FAO boosts capacity of veterinarians in West and Central Africa

FAO, in collaboration with the United States Agency for International Development (USAID) and the Institute for Infectious Animal Diseases (IIAD), Texas A&M University, scaled up the skills of veterinarians from seven African countries to better respond to emerging zoonotic diseases in fields and at the cross-border levels.

Zoonotic diseases can spread between animals and jump to humans. With the majority of human pandemics originating in animals, these cross border infectious diseases can threaten West and Central Africa and it calls for effective and timely interventions for early detection and response to avert catastrophic consequences.
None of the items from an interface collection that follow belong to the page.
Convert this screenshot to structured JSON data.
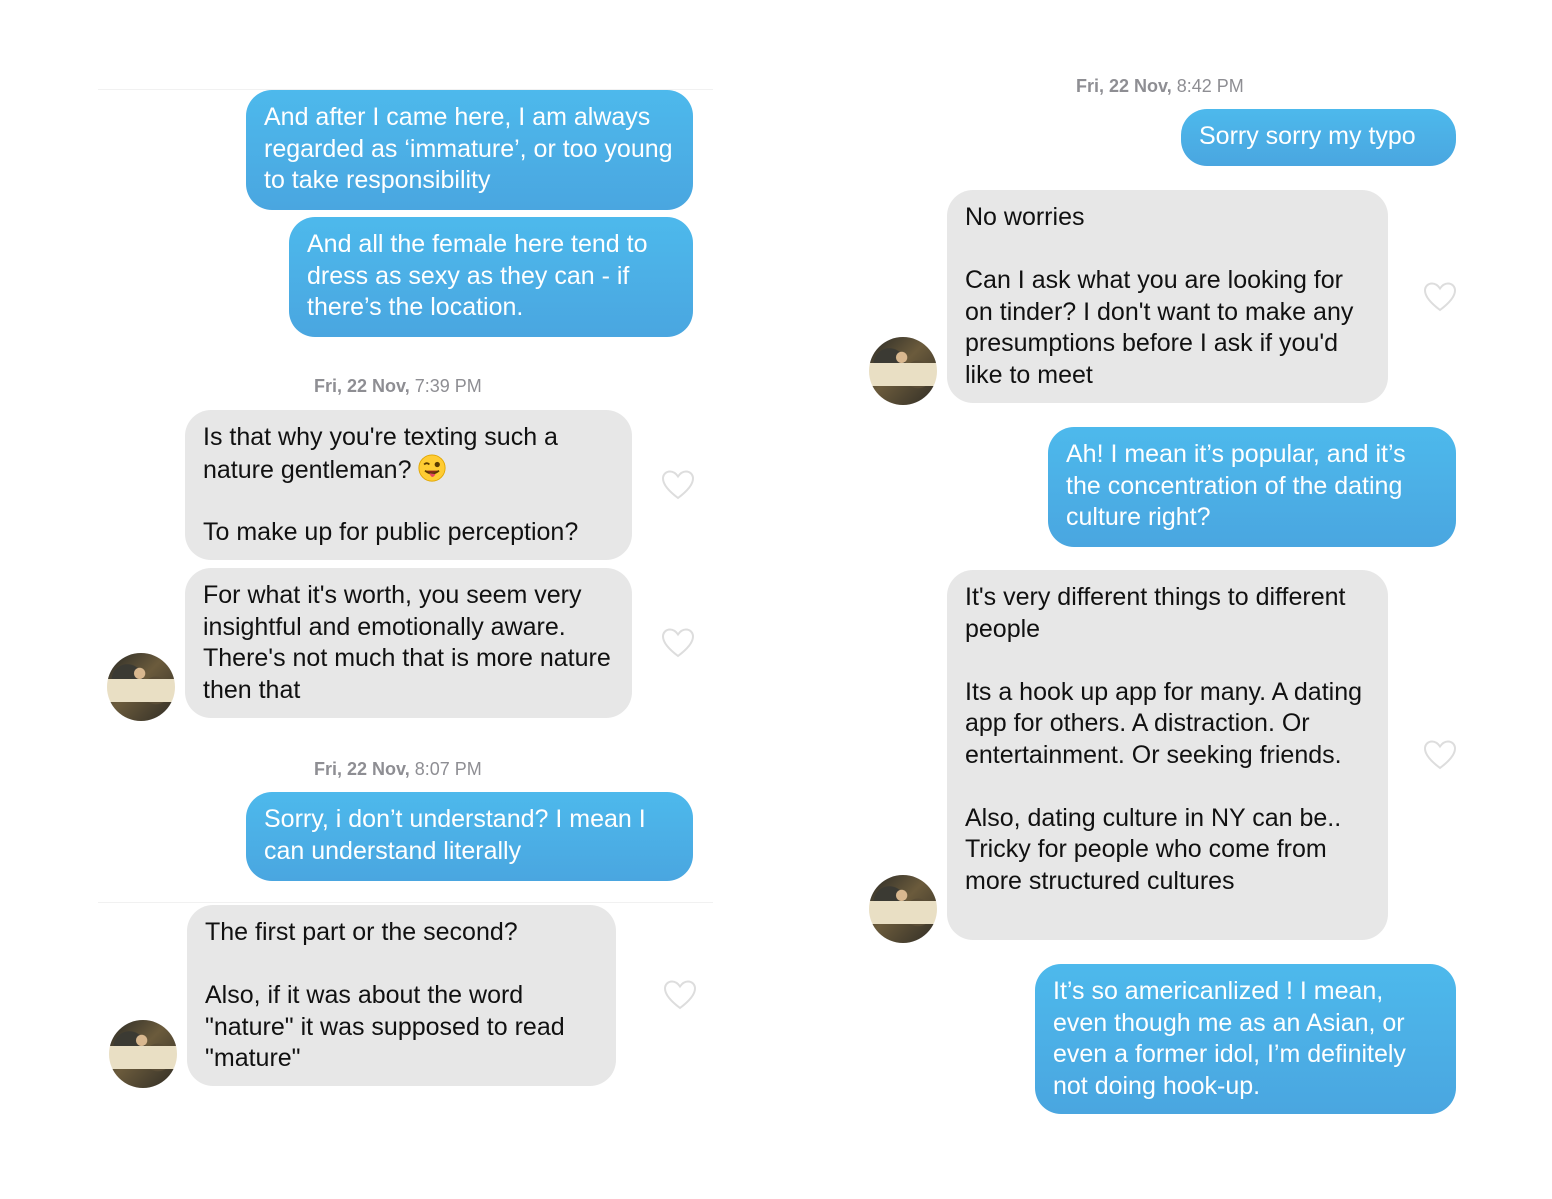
{
  "left_panel": {
    "messages": [
      {
        "from": "me",
        "text": "And after I came here, I am always regarded as ‘immature’, or too young to take responsibility"
      },
      {
        "from": "me",
        "text": "And all the female here tend to dress as sexy as they can - if there’s the location."
      },
      {
        "type": "timestamp",
        "day": "Fri, 22 Nov,",
        "time": "7:39 PM"
      },
      {
        "from": "them",
        "text_a": "Is that why you're texting such a nature gentleman?",
        "emoji": "winking-face-with-tongue",
        "text_b": "To make up for public perception?"
      },
      {
        "from": "them",
        "text": "For what it's worth, you seem very insightful and emotionally aware. There's not much that is more nature then that"
      },
      {
        "type": "timestamp",
        "day": "Fri, 22 Nov,",
        "time": "8:07 PM"
      },
      {
        "from": "me",
        "text": "Sorry, i don’t understand? I mean I can understand literally"
      },
      {
        "from": "them",
        "text": "The first part or the second?\n\nAlso, if it was about the word \"nature\" it was supposed to read \"mature\""
      }
    ]
  },
  "right_panel": {
    "messages": [
      {
        "type": "timestamp",
        "day": "Fri, 22 Nov,",
        "time": "8:42 PM"
      },
      {
        "from": "me",
        "text": "Sorry sorry my typo"
      },
      {
        "from": "them",
        "text": "No worries\n\nCan I ask what you are looking for on tinder? I don't want to make any presumptions before I ask if you'd like to meet"
      },
      {
        "from": "me",
        "text": "Ah! I mean it’s popular, and it’s the concentration of the dating culture right?"
      },
      {
        "from": "them",
        "text": "It's very different things to different people\n\nIts a hook up app for many. A dating app for others. A distraction. Or entertainment. Or seeking friends.\n\nAlso, dating culture in NY can be.. Tricky for people who come from more structured cultures"
      },
      {
        "from": "me",
        "text": "It’s so americanlized ! I mean, even though me as an Asian, or even a former idol, I’m definitely not doing hook-up."
      }
    ]
  },
  "colors": {
    "outgoing_bubble": "#4ab3e8",
    "incoming_bubble": "#e7e7e7",
    "timestamp": "#8e8e93",
    "heart_outline": "#dddddd"
  },
  "icons": {
    "like": "heart-outline-icon",
    "avatar": "match-avatar"
  }
}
Under FAO Emergency Centre for Transboundary Animal Diseases (ECTAD)’s regional initiative to roll out the training programme “In-Service Applied Veterinary Epidemiology Training (ISAVET)”, Senegal was the first country in West and Central Africa to kick start and equip veterinary officers with the necessary epidemiological skills to fight zoonotic diseases in the region.
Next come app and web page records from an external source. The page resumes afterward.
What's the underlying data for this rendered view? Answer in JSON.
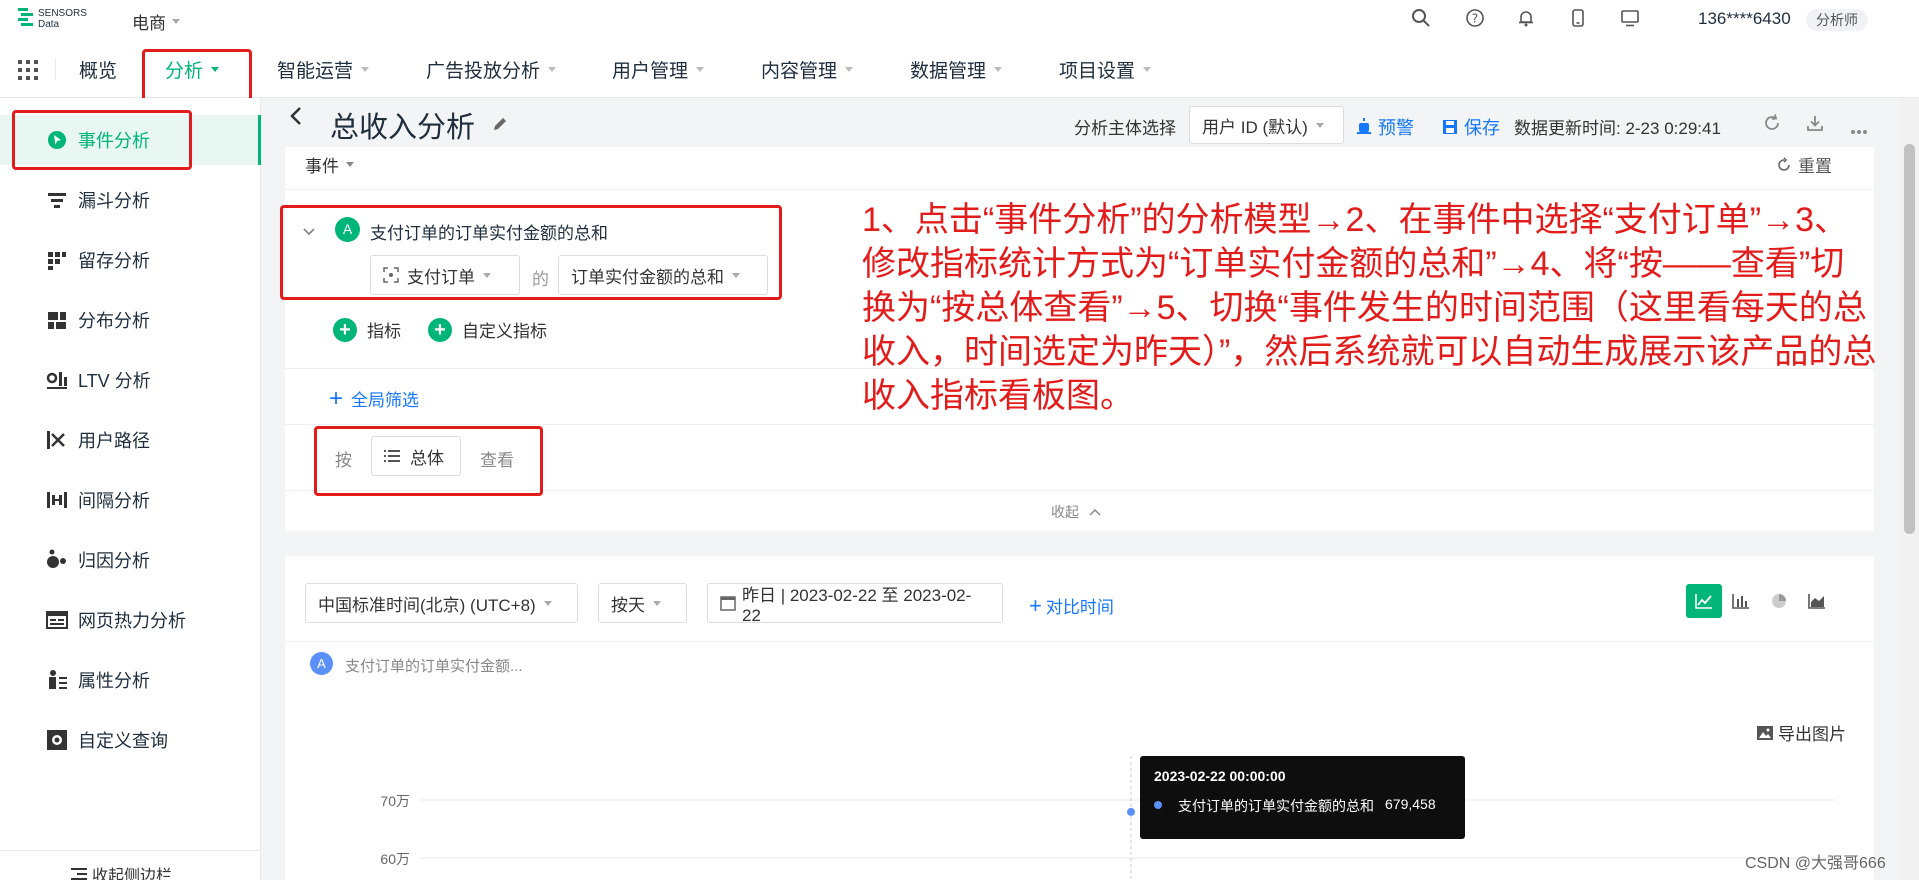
{
  "brand": {
    "name_line1": "SENSORS",
    "name_line2": "Data"
  },
  "project": "电商",
  "user": {
    "phone": "136****6430",
    "role": "分析师"
  },
  "nav": {
    "overview": "概览",
    "analysis": "分析",
    "smart_ops": "智能运营",
    "ad": "广告投放分析",
    "users": "用户管理",
    "content": "内容管理",
    "data": "数据管理",
    "settings": "项目设置"
  },
  "sidebar": {
    "items": [
      {
        "label": "事件分析"
      },
      {
        "label": "漏斗分析"
      },
      {
        "label": "留存分析"
      },
      {
        "label": "分布分析"
      },
      {
        "label": "LTV 分析"
      },
      {
        "label": "用户路径"
      },
      {
        "label": "间隔分析"
      },
      {
        "label": "归因分析"
      },
      {
        "label": "网页热力分析"
      },
      {
        "label": "属性分析"
      },
      {
        "label": "自定义查询"
      }
    ],
    "collapse": "收起侧边栏"
  },
  "page": {
    "title": "总收入分析",
    "subject_label": "分析主体选择",
    "subject_value": "用户 ID (默认)",
    "alert": "预警",
    "save": "保存",
    "updated": "数据更新时间: 2-23 0:29:41"
  },
  "query": {
    "event_label": "事件",
    "reset": "重置",
    "metric_badge": "A",
    "metric_title": "支付订单的订单实付金额的总和",
    "event_value": "支付订单",
    "of": "的",
    "agg_value": "订单实付金额的总和",
    "add_metric": "指标",
    "add_custom": "自定义指标",
    "global_filter": "全局筛选",
    "by": "按",
    "group_value": "总体",
    "view": "查看",
    "collapse": "收起"
  },
  "annotation": "1、点击“事件分析”的分析模型→2、在事件中选择“支付订单”→3、修改指标统计方式为“订单实付金额的总和”→4、将“按——查看”切换为“按总体查看”→5、切换“事件发生的时间范围（这里看每天的总收入，时间选定为昨天）”，然后系统就可以自动生成展示该产品的总收入指标看板图。",
  "annotation_lines": [
    "1、点击“事件分析”的分析模型→2、在事件中选择“支付订单”→3、",
    "修改指标统计方式为“订单实付金额的总和”→4、将“按——查看”切",
    "换为“按总体查看”→5、切换“事件发生的时间范围（这里看每天的总",
    "收入，时间选定为昨天）”，然后系统就可以自动生成展示该产品的总",
    "收入指标看板图。"
  ],
  "results": {
    "timezone": "中国标准时间(北京) (UTC+8)",
    "granularity": "按天",
    "date_range": "昨日 | 2023-02-22 至 2023-02-22",
    "compare": "对比时间",
    "legend_badge": "A",
    "legend_label": "支付订单的订单实付金额...",
    "export": "导出图片"
  },
  "chart_data": {
    "type": "line",
    "x": [
      "2023-02-22"
    ],
    "series": [
      {
        "name": "支付订单的订单实付金额的总和",
        "values": [
          679458
        ]
      }
    ],
    "ytick_labels": [
      "70万",
      "60万"
    ],
    "tooltip_time": "2023-02-22 00:00:00",
    "tooltip_value": "679,458"
  },
  "watermark": "CSDN @大强哥666",
  "colors": {
    "accent": "#00b578",
    "annotation": "#e21b1b",
    "link": "#1677ff"
  }
}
This regional initiative launched after several assessments under the Global Health Security Agenda (GHSA) pointed out significant limitations in veterinary services and national-level capacity to manage zoonotic diseases. Through the ISAVET programme, FAO aims to establish an improved understanding of epidemiology to better control and prevent animal diseases.

Held for the first time in Senegal, the four-month pilot training involved seven West and Central Africa countries and 21 participants. It followed the successes achieved in East Africa, where the first cohort of 26 frontline veterinarians completed Part I of the ISAVET training in Uganda. Targeting 180 veterinarians from 14 African countries, the ISAVET training provided 4 weeks of formal training, followed by 3 months of home-based mentored field projects at trainee duty stations.

Zoonosis and ‘’One Health Approach’’

Prior to the ISAVET training, implementing partners met at a consultation workshop in Dakar to coordinate the most important aspects of the training. The meeting centred on partners’ efforts at sensitizing veterinary field epidemiologists on the “One Health” approach with the overall objective to improve the capacity of countries to prevent, detect and respond to the threats of human health and disease in the human-animal-environment interface.

The consultation also establishes a functional network of participants, instructors and mentors related to animal and public health to support basic ISAVET training and its sustainability. In his remarks, Khadim Guèye, representative of the Ministry of Livestock and Animal Productions, said, “There’s increased risk of transmitting zoonotic diseases by the contact between humans, animals and the environment. It is necessary to include a multi-sectoral approach, such as this ISAVET training, to fight these threats and strengthen the national surveillance and response system.”

“This initiative signifies the commitment of international and regional partners in the implementation of the One Health Approach,” said Mamadou Ndiaye, representative of the Minister of Health and Social Action. FAO Acting Representative in Senegal, Priya Gajraj, acknowledged that “ISAVET is more than a training’’ and added, “It is a framework of exchange where international partners such as FAO, USAID, and IIAD, Texas A&M University together with the Government of Senegal contribute to the country’s development plan ‘Emerging Senegal.’ ”

ECTAD Regional Coordinator, Baba Soumaré explained that ISAVET training is based on practical, applicable and relevant issues for each country. The 21 participants, including directors of veterinary services and veterinary technical officers from seven West and Central African countries, will have the opportunity to carry out practical exercises and field visits, which will be the basis for developing projects based on country needs.

After the training, participants would return to their services to start their field projects under the supervision of their mentors. They will implement field projects based on topics agreed in advance between participants, mentors, and district supervisory units. Conducted in three months, participants will present their findings and discuss post-training activities in their respective countries.

Source : Fao